►

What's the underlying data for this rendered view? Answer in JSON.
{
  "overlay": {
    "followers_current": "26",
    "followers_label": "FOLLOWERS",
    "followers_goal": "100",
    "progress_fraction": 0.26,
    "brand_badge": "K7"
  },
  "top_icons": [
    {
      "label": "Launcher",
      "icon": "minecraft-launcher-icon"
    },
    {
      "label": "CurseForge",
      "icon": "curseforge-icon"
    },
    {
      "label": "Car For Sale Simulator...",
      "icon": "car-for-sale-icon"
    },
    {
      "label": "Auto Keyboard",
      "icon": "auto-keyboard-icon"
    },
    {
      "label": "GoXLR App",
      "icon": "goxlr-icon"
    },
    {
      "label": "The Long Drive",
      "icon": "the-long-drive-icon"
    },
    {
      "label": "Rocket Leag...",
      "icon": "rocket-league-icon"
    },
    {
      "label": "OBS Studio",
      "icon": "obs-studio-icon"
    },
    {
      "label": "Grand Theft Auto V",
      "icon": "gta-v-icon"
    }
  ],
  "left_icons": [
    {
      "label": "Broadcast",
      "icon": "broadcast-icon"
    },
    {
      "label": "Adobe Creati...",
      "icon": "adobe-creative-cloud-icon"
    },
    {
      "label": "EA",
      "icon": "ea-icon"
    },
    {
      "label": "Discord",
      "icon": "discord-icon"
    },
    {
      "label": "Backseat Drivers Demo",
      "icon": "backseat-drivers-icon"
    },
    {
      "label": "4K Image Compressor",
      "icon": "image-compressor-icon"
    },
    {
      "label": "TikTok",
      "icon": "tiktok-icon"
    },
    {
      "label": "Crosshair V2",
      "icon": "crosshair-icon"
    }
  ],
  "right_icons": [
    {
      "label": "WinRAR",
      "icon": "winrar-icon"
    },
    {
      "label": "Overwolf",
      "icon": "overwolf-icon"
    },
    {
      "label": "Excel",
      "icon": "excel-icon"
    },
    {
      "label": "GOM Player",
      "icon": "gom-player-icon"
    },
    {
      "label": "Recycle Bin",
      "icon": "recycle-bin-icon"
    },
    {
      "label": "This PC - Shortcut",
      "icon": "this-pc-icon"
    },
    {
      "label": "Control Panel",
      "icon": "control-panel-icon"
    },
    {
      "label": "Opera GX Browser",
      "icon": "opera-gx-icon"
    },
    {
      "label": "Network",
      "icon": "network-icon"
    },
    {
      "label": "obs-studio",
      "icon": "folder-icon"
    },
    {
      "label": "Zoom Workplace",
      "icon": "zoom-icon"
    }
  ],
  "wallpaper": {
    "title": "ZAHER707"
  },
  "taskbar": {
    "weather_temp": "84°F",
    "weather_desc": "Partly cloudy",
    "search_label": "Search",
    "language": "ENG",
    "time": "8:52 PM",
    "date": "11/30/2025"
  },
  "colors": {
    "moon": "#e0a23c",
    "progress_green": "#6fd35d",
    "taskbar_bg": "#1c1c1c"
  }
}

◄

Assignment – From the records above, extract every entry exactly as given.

Written solution –
What's the underlying data for this rendered view? Answer in JSON.
{
  "overlay": {
    "followers_current": "26",
    "followers_label": "FOLLOWERS",
    "followers_goal": "100",
    "progress_fraction": 0.26,
    "brand_badge": "K7"
  },
  "top_icons": [
    {
      "label": "Launcher",
      "icon": "minecraft-launcher-icon"
    },
    {
      "label": "CurseForge",
      "icon": "curseforge-icon"
    },
    {
      "label": "Car For Sale Simulator...",
      "icon": "car-for-sale-icon"
    },
    {
      "label": "Auto Keyboard",
      "icon": "auto-keyboard-icon"
    },
    {
      "label": "GoXLR App",
      "icon": "goxlr-icon"
    },
    {
      "label": "The Long Drive",
      "icon": "the-long-drive-icon"
    },
    {
      "label": "Rocket Leag...",
      "icon": "rocket-league-icon"
    },
    {
      "label": "OBS Studio",
      "icon": "obs-studio-icon"
    },
    {
      "label": "Grand Theft Auto V",
      "icon": "gta-v-icon"
    }
  ],
  "left_icons": [
    {
      "label": "Broadcast",
      "icon": "broadcast-icon"
    },
    {
      "label": "Adobe Creati...",
      "icon": "adobe-creative-cloud-icon"
    },
    {
      "label": "EA",
      "icon": "ea-icon"
    },
    {
      "label": "Discord",
      "icon": "discord-icon"
    },
    {
      "label": "Backseat Drivers Demo",
      "icon": "backseat-drivers-icon"
    },
    {
      "label": "4K Image Compressor",
      "icon": "image-compressor-icon"
    },
    {
      "label": "TikTok",
      "icon": "tiktok-icon"
    },
    {
      "label": "Crosshair V2",
      "icon": "crosshair-icon"
    }
  ],
  "right_icons": [
    {
      "label": "WinRAR",
      "icon": "winrar-icon"
    },
    {
      "label": "Overwolf",
      "icon": "overwolf-icon"
    },
    {
      "label": "Excel",
      "icon": "excel-icon"
    },
    {
      "label": "GOM Player",
      "icon": "gom-player-icon"
    },
    {
      "label": "Recycle Bin",
      "icon": "recycle-bin-icon"
    },
    {
      "label": "This PC - Shortcut",
      "icon": "this-pc-icon"
    },
    {
      "label": "Control Panel",
      "icon": "control-panel-icon"
    },
    {
      "label": "Opera GX Browser",
      "icon": "opera-gx-icon"
    },
    {
      "label": "Network",
      "icon": "network-icon"
    },
    {
      "label": "obs-studio",
      "icon": "folder-icon"
    },
    {
      "label": "Zoom Workplace",
      "icon": "zoom-icon"
    }
  ],
  "wallpaper": {
    "title": "ZAHER707"
  },
  "taskbar": {
    "weather_temp": "84°F",
    "weather_desc": "Partly cloudy",
    "search_label": "Search",
    "language": "ENG",
    "time": "8:52 PM",
    "date": "11/30/2025"
  },
  "colors": {
    "moon": "#e0a23c",
    "progress_green": "#6fd35d",
    "taskbar_bg": "#1c1c1c"
  }
}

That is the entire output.